Terrill_with_hibiscus.jpgIn “The Blues Brothers” (one of my favorite movies) the opening scene feature Jake Blues as he leaves Joliet prison. His brother Elwood meets him there and drives him back to his apartment.


Within seconds, their conversation is drowned out by a subway train that races 4 feet from the only window.


“How often does that train go by?” Jake asks his brother.


“So often you hardly even notice.”


With this intro, I breach the subject of body odor.


To be clear, I am not passing judgment here. Part of the purpose of my blog is to share what we experience here. I have attempted to share some of the unique sights, from colorful dresses to bicycle usage to baby conveyance. I have shared some of the sounds, including the chewing of wildebeests and gorillas. I even talked a bit about taste (remember the banana beer).


But any report on Africa would be incomplete without a discussion of smells.


We Americans are perhaps the most washed people in the world. We deodorize like our lives depend on them. The rest of the world is not this way. The French and Germans shower less often and often do not bother with deodorants. In China, a chef explained it this way:


“In China, we go to the market every day and shower once a week. In America, you shower every day and go to the market once a week.”


We might hear this and think, “wow, they do not shower enough”. He had the exact opposite view. He wanted to stress that they insist on fresh food while we accept inferior flavor.


In Africa, water is staggeringly precious. A shower is a huge luxury. In fact, Mandy’s orphanage has two showers (one for boys and one for girls) and it is perhaps the one thing the children are the most excited about.


As a result, bathing and showering is understandably less frequent. A typical rural Rwandan will bathe once a week.


In the cities, showers are far more frequent, often happening daily.


The government is encouraging more frequent cleaning for public health reasons.
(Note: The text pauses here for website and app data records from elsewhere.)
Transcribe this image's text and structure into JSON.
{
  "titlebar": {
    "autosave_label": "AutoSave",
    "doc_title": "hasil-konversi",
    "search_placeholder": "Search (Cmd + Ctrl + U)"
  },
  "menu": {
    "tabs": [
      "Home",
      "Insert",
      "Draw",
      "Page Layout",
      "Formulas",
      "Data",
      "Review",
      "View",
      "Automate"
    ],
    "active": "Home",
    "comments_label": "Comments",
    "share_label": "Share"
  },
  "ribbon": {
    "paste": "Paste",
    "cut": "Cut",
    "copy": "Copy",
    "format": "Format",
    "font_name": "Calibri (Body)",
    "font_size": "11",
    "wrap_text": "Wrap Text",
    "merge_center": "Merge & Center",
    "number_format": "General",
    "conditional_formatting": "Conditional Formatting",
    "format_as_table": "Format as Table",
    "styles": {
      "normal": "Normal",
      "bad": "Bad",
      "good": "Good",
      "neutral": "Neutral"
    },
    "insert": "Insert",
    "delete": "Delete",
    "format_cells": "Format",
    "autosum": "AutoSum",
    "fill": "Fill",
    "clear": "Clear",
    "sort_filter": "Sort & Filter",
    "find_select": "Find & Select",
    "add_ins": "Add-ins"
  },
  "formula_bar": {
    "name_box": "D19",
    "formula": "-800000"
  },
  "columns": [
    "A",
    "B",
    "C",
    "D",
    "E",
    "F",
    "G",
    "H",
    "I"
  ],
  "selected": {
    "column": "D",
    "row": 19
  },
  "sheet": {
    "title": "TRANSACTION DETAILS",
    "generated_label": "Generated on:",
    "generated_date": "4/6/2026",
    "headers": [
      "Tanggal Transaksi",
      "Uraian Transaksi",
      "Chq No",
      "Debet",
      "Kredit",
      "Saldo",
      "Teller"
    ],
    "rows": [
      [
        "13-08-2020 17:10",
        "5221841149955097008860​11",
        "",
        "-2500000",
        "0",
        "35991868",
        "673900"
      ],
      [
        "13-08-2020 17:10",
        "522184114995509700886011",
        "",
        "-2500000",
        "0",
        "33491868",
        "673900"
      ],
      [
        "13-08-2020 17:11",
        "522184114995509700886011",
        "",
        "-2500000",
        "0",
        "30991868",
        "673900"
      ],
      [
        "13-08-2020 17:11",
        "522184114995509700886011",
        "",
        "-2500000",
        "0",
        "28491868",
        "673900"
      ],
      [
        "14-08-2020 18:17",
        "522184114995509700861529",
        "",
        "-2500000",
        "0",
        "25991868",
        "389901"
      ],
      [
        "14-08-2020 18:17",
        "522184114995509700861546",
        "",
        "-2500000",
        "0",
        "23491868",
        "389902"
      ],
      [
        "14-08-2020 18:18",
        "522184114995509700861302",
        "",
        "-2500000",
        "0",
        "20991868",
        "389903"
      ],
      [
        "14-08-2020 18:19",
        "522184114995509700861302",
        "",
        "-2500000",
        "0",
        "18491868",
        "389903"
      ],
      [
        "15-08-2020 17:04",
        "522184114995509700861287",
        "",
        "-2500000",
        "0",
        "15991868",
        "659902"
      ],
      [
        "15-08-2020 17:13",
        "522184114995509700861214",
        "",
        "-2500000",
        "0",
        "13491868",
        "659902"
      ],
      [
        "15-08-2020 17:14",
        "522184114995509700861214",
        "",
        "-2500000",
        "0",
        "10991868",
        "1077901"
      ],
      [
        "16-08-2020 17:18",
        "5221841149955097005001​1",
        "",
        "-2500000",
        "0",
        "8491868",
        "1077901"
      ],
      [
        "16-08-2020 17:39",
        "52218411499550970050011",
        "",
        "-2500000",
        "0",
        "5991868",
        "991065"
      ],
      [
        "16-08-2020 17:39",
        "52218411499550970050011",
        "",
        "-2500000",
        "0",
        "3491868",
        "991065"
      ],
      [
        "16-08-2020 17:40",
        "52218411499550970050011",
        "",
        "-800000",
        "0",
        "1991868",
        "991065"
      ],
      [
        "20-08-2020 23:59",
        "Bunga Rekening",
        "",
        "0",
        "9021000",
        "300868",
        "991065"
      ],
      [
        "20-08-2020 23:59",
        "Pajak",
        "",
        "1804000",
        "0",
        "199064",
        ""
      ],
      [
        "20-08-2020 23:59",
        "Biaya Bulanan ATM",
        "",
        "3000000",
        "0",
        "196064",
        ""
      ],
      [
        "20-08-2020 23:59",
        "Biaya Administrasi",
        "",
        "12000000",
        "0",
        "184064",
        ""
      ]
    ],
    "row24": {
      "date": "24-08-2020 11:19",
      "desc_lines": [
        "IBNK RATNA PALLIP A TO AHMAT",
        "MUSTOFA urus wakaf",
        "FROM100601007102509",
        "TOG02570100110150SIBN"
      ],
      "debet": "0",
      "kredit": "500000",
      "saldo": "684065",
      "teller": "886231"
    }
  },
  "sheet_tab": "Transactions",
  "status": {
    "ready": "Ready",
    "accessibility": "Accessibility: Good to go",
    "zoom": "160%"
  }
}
So the difference in smells is less a function of hygiene and more a function of attitude toward body smells. Years of enthusiastic advertising by Proctor and Gamble, Colgate-Palmolive and Unilever have made the US the most smell-averse nation in the world. I am not saying this is good or bad, just different. But it is relevant to Team Baskin because we have grown up unaccustomed to smelling other people.


Our sensitivities, however, are not shared here. As a result, whenever we go on walking tours, we take note of the prevailing wind and position ourselves accordingly. On more than one occasion, I realized someone was around a corner before I actually saw him.


Oddly, our sensitivities make me feel a little weak or spoiled. I am the pampered westerner. A typical African can walk around and enjoy a group meeting, a parade or a crowded street. We, on the other hand, need to make adjustments to fully enjoy all the aspects of the culture.


We are just like Jake Blues and the train outside the window. I suspect if we were here for a while, we would adjust – we would smell it so often we would hardly even notice.    


Steve Sir